The backcountry is vast, and often requires a sled, but I’ve found plenty great stuff via skins as well. The Duffy is one of the local classic places to go tour. This video below is of Alaska, but it reminds me of the alpine terrain in that area:

Click here to view the embedded video.

So while there last week, the skiing was, well, just ok. Temps had gotten so warm the week before, going above freezing in the valley and all the way to the summits way above. BUMMER. Alas, Whistler and Blackcomb are so extensive, that we even had fun cruising all the groomers. I had fun testing my new Meier Skis – a new women’s prototype that we are working on together that will launch next season. Like our new graphic? Its in the photo above. Venturing off piste was sketchy, slide for life conditions to say the least. So we puckered ourselves just a bit anyway – why not?

Since our backcountry plans got stuffed (no snow on the approaches), we turned to mountain biking those areas instead. Why not? Since my plush Juliana was at home in Colorado, I demoed a more appropriate gravity bike 65 degrees of slackness and 6 front and back to ease my fears from Bike Co. Even though I make a living teaching Mountain Bike camps with Osprey Packs, I wanted to push my own riding. So my friend Susan set me up with Pro-Downhiller and MTB Coach Sylvie Allen and Sweet Skills Mountain Bike Coaching. Whoop, whoop! She took my riding to a new level, with a bit of boosted confidence from my plush ride. One line in particular, to the side of the main Cream Puff trail, had me puckered with its slanting fall line but with some help, voila! Thanks Sylvie! Here is a short video of some of the splendor:

Click here to view the embedded video.

Up next this year: KEEN Rippin Chix Mountain Bike Camps with complimentary Osprey Packs hydration pack demos. I’m hoping the new Osprey Zealots will be in the mail this week, so that you can try them in my upcoming MTB skills and singletrack camps in Fruita, followed by Eagle/Vail, Paonia, Crested Butte, and Moab.

Zealot15_S15_Side_AtomicOrange

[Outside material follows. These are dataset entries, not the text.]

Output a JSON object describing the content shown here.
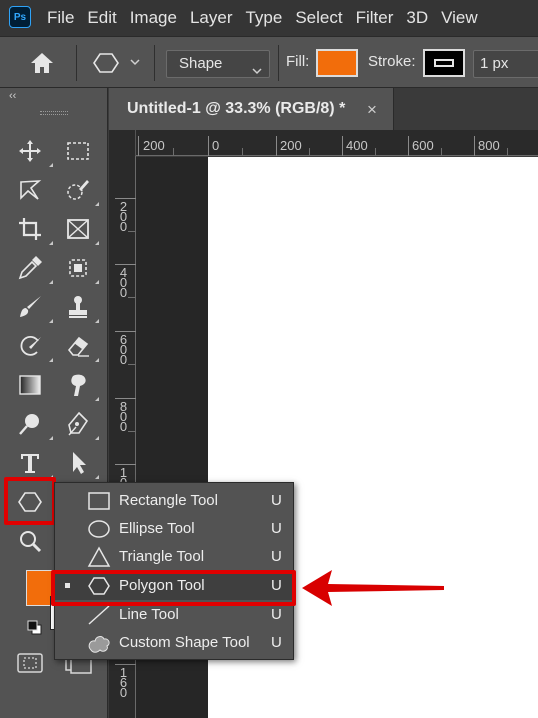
{
  "app": {
    "logo": "Ps"
  },
  "menubar": {
    "items": [
      "File",
      "Edit",
      "Image",
      "Layer",
      "Type",
      "Select",
      "Filter",
      "3D",
      "View"
    ]
  },
  "options_bar": {
    "home_icon": "home-icon",
    "tool_preset_icon": "polygon-icon",
    "mode_select": "Shape",
    "fill_label": "Fill:",
    "fill_color": "#f26d0b",
    "stroke_label": "Stroke:",
    "stroke_color": "#000000",
    "stroke_width": "1 px"
  },
  "document": {
    "tab_title": "Untitled-1 @ 33.3% (RGB/8) *",
    "close_glyph": "×",
    "horizontal_ruler": [
      "200",
      "0",
      "200",
      "400",
      "600",
      "800"
    ],
    "vertical_ruler": [
      "2\n0\n0",
      "4\n0\n0",
      "6\n0\n0",
      "8\n0\n0",
      "1\n0",
      "1\n6\n0"
    ]
  },
  "toolbar": {
    "collapse_glyph": "‹‹",
    "tools": [
      "move-icon",
      "marquee-icon",
      "lasso-icon",
      "quick-select-icon",
      "crop-icon",
      "frame-icon",
      "eyedropper-icon",
      "patch-heal-icon",
      "brush-icon",
      "stamp-icon",
      "history-brush-icon",
      "eraser-icon",
      "gradient-icon",
      "smudge-icon",
      "dodge-icon",
      "pen-icon",
      "type-icon",
      "path-select-icon",
      "polygon-shape-icon",
      "zoom-icon"
    ],
    "foreground_color": "#f26d0b",
    "background_color": "#ffffff"
  },
  "shape_flyout": {
    "items": [
      {
        "label": "Rectangle Tool",
        "key": "U",
        "icon": "rectangle-icon"
      },
      {
        "label": "Ellipse Tool",
        "key": "U",
        "icon": "ellipse-icon"
      },
      {
        "label": "Triangle Tool",
        "key": "U",
        "icon": "triangle-icon"
      },
      {
        "label": "Polygon Tool",
        "key": "U",
        "icon": "polygon-icon",
        "selected": true
      },
      {
        "label": "Line Tool",
        "key": "U",
        "icon": "line-icon"
      },
      {
        "label": "Custom Shape Tool",
        "key": "U",
        "icon": "custom-shape-icon"
      }
    ]
  },
  "annotation": {
    "highlight_color": "#e00000"
  }
}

This hydration pack not only has all my favorite great looks and features (bite valve/hose magnet, rigid reservoir, helmet carrying fixins, special tool compartment/carrying system, etc), but also enables carrying of your more gravity oriented equipment.

Read more from: Blogs,On The Road